[App and web page records]

|---|

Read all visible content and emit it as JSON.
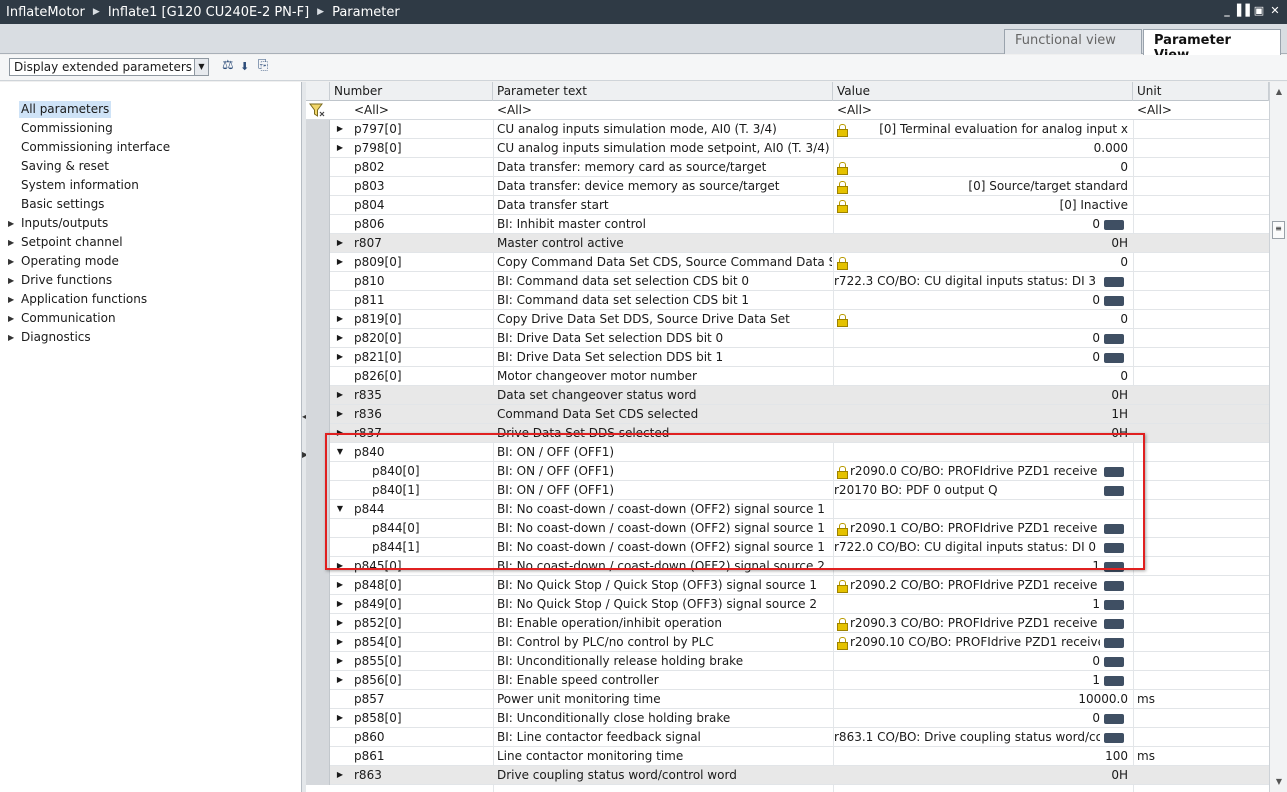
{
  "titlebar": {
    "crumbs": [
      "InflateMotor",
      "Inflate1 [G120 CU240E-2 PN-F]",
      "Parameter"
    ]
  },
  "tabs": {
    "functional": "Functional view",
    "parameter": "Parameter View"
  },
  "toolbar": {
    "filter_select": "Display extended parameters"
  },
  "nav": {
    "items": [
      {
        "label": "All parameters",
        "expandable": false
      },
      {
        "label": "Commissioning",
        "expandable": false
      },
      {
        "label": "Commissioning interface",
        "expandable": false
      },
      {
        "label": "Saving & reset",
        "expandable": false
      },
      {
        "label": "System information",
        "expandable": false
      },
      {
        "label": "Basic settings",
        "expandable": false
      },
      {
        "label": "Inputs/outputs",
        "expandable": true
      },
      {
        "label": "Setpoint channel",
        "expandable": true
      },
      {
        "label": "Operating mode",
        "expandable": true
      },
      {
        "label": "Drive functions",
        "expandable": true
      },
      {
        "label": "Application functions",
        "expandable": true
      },
      {
        "label": "Communication",
        "expandable": true
      },
      {
        "label": "Diagnostics",
        "expandable": true
      }
    ]
  },
  "grid": {
    "columns": {
      "number": "Number",
      "text": "Parameter text",
      "value": "Value",
      "unit": "Unit"
    },
    "filter": {
      "number": "<All>",
      "text": "<All>",
      "value": "<All>",
      "unit": "<All>"
    },
    "rows": [
      {
        "exp": "right",
        "num": "p797[0]",
        "text": "CU analog inputs simulation mode, AI0 (T. 3/4)",
        "lock": true,
        "val": "[0] Terminal evaluation for analog input x",
        "bi": false,
        "unit": "",
        "shaded": false,
        "child": false
      },
      {
        "exp": "right",
        "num": "p798[0]",
        "text": "CU analog inputs simulation mode setpoint, AI0 (T. 3/4)",
        "lock": false,
        "val": "0.000",
        "bi": false,
        "unit": "",
        "shaded": false,
        "child": false
      },
      {
        "exp": "",
        "num": "p802",
        "text": "Data transfer: memory card as source/target",
        "lock": true,
        "val": "0",
        "bi": false,
        "unit": "",
        "shaded": false,
        "child": false
      },
      {
        "exp": "",
        "num": "p803",
        "text": "Data transfer: device memory as source/target",
        "lock": true,
        "val": "[0] Source/target standard",
        "bi": false,
        "unit": "",
        "shaded": false,
        "child": false
      },
      {
        "exp": "",
        "num": "p804",
        "text": "Data transfer start",
        "lock": true,
        "val": "[0] Inactive",
        "bi": false,
        "unit": "",
        "shaded": false,
        "child": false
      },
      {
        "exp": "",
        "num": "p806",
        "text": "BI: Inhibit master control",
        "lock": false,
        "val": "0",
        "bi": true,
        "unit": "",
        "shaded": false,
        "child": false
      },
      {
        "exp": "right",
        "num": "r807",
        "text": "Master control active",
        "lock": false,
        "val": "0H",
        "bi": false,
        "unit": "",
        "shaded": true,
        "child": false
      },
      {
        "exp": "right",
        "num": "p809[0]",
        "text": "Copy Command Data Set CDS, Source Command Data Set",
        "lock": true,
        "val": "0",
        "bi": false,
        "unit": "",
        "shaded": false,
        "child": false
      },
      {
        "exp": "",
        "num": "p810",
        "text": "BI: Command data set selection CDS bit 0",
        "lock": false,
        "val": "r722.3 CO/BO: CU digital inputs status: DI 3 (T. 8)",
        "bi": true,
        "unit": "",
        "shaded": false,
        "child": false
      },
      {
        "exp": "",
        "num": "p811",
        "text": "BI: Command data set selection CDS bit 1",
        "lock": false,
        "val": "0",
        "bi": true,
        "unit": "",
        "shaded": false,
        "child": false
      },
      {
        "exp": "right",
        "num": "p819[0]",
        "text": "Copy Drive Data Set DDS, Source Drive Data Set",
        "lock": true,
        "val": "0",
        "bi": false,
        "unit": "",
        "shaded": false,
        "child": false
      },
      {
        "exp": "right",
        "num": "p820[0]",
        "text": "BI: Drive Data Set selection DDS bit 0",
        "lock": false,
        "val": "0",
        "bi": true,
        "unit": "",
        "shaded": false,
        "child": false
      },
      {
        "exp": "right",
        "num": "p821[0]",
        "text": "BI: Drive Data Set selection DDS bit 1",
        "lock": false,
        "val": "0",
        "bi": true,
        "unit": "",
        "shaded": false,
        "child": false
      },
      {
        "exp": "",
        "num": "p826[0]",
        "text": "Motor changeover motor number",
        "lock": false,
        "val": "0",
        "bi": false,
        "unit": "",
        "shaded": false,
        "child": false
      },
      {
        "exp": "right",
        "num": "r835",
        "text": "Data set changeover status word",
        "lock": false,
        "val": "0H",
        "bi": false,
        "unit": "",
        "shaded": true,
        "child": false
      },
      {
        "exp": "right",
        "num": "r836",
        "text": "Command Data Set CDS selected",
        "lock": false,
        "val": "1H",
        "bi": false,
        "unit": "",
        "shaded": true,
        "child": false
      },
      {
        "exp": "right",
        "num": "r837",
        "text": "Drive Data Set DDS selected",
        "lock": false,
        "val": "0H",
        "bi": false,
        "unit": "",
        "shaded": true,
        "child": false
      },
      {
        "exp": "down",
        "num": "p840",
        "text": "BI: ON / OFF (OFF1)",
        "lock": false,
        "val": "",
        "bi": false,
        "unit": "",
        "shaded": false,
        "child": false
      },
      {
        "exp": "",
        "num": "p840[0]",
        "text": "BI: ON / OFF (OFF1)",
        "lock": true,
        "val": "r2090.0 CO/BO: PROFIdrive PZD1 receive bit-...",
        "bi": true,
        "unit": "",
        "shaded": false,
        "child": true
      },
      {
        "exp": "",
        "num": "p840[1]",
        "text": "BI: ON / OFF (OFF1)",
        "lock": false,
        "val": "r20170 BO: PDF 0 output Q",
        "bi": true,
        "unit": "",
        "shaded": false,
        "child": true
      },
      {
        "exp": "down",
        "num": "p844",
        "text": "BI: No coast-down / coast-down (OFF2) signal source 1",
        "lock": false,
        "val": "",
        "bi": false,
        "unit": "",
        "shaded": false,
        "child": false
      },
      {
        "exp": "",
        "num": "p844[0]",
        "text": "BI: No coast-down / coast-down (OFF2) signal source 1",
        "lock": true,
        "val": "r2090.1 CO/BO: PROFIdrive PZD1 receive bit-...",
        "bi": true,
        "unit": "",
        "shaded": false,
        "child": true
      },
      {
        "exp": "",
        "num": "p844[1]",
        "text": "BI: No coast-down / coast-down (OFF2) signal source 1",
        "lock": false,
        "val": "r722.0 CO/BO: CU digital inputs status: DI 0 (T. 5)",
        "bi": true,
        "unit": "",
        "shaded": false,
        "child": true
      },
      {
        "exp": "right",
        "num": "p845[0]",
        "text": "BI: No coast-down / coast-down (OFF2) signal source 2",
        "lock": false,
        "val": "1",
        "bi": true,
        "unit": "",
        "shaded": false,
        "child": false
      },
      {
        "exp": "right",
        "num": "p848[0]",
        "text": "BI: No Quick Stop / Quick Stop (OFF3) signal source 1",
        "lock": true,
        "val": "r2090.2 CO/BO: PROFIdrive PZD1 receive bit-...",
        "bi": true,
        "unit": "",
        "shaded": false,
        "child": false
      },
      {
        "exp": "right",
        "num": "p849[0]",
        "text": "BI: No Quick Stop / Quick Stop (OFF3) signal source 2",
        "lock": false,
        "val": "1",
        "bi": true,
        "unit": "",
        "shaded": false,
        "child": false
      },
      {
        "exp": "right",
        "num": "p852[0]",
        "text": "BI: Enable operation/inhibit operation",
        "lock": true,
        "val": "r2090.3 CO/BO: PROFIdrive PZD1 receive bit-...",
        "bi": true,
        "unit": "",
        "shaded": false,
        "child": false
      },
      {
        "exp": "right",
        "num": "p854[0]",
        "text": "BI: Control by PLC/no control by PLC",
        "lock": true,
        "val": "r2090.10 CO/BO: PROFIdrive PZD1 receive bi...",
        "bi": true,
        "unit": "",
        "shaded": false,
        "child": false
      },
      {
        "exp": "right",
        "num": "p855[0]",
        "text": "BI: Unconditionally release holding brake",
        "lock": false,
        "val": "0",
        "bi": true,
        "unit": "",
        "shaded": false,
        "child": false
      },
      {
        "exp": "right",
        "num": "p856[0]",
        "text": "BI: Enable speed controller",
        "lock": false,
        "val": "1",
        "bi": true,
        "unit": "",
        "shaded": false,
        "child": false
      },
      {
        "exp": "",
        "num": "p857",
        "text": "Power unit monitoring time",
        "lock": false,
        "val": "10000.0",
        "bi": false,
        "unit": "ms",
        "shaded": false,
        "child": false
      },
      {
        "exp": "right",
        "num": "p858[0]",
        "text": "BI: Unconditionally close holding brake",
        "lock": false,
        "val": "0",
        "bi": true,
        "unit": "",
        "shaded": false,
        "child": false
      },
      {
        "exp": "",
        "num": "p860",
        "text": "BI: Line contactor feedback signal",
        "lock": false,
        "val": "r863.1 CO/BO: Drive coupling status word/contr...",
        "bi": true,
        "unit": "",
        "shaded": false,
        "child": false
      },
      {
        "exp": "",
        "num": "p861",
        "text": "Line contactor monitoring time",
        "lock": false,
        "val": "100",
        "bi": false,
        "unit": "ms",
        "shaded": false,
        "child": false
      },
      {
        "exp": "right",
        "num": "r863",
        "text": "Drive coupling status word/control word",
        "lock": false,
        "val": "0H",
        "bi": false,
        "unit": "",
        "shaded": true,
        "child": false
      }
    ]
  },
  "colors": {
    "titlebar": "#2f3a45",
    "highlight": "#e02020",
    "lock": "#e5c200",
    "bi_connector": "#3f4f63"
  }
}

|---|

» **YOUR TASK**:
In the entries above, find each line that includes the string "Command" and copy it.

» **TASK SOLUTION**:
        "text": "Copy Command Data Set CDS, Source Command Data Set",
        "text": "BI: Command data set selection CDS bit 0",
        "text": "BI: Command data set selection CDS bit 1",
        "text": "Command Data Set CDS selected",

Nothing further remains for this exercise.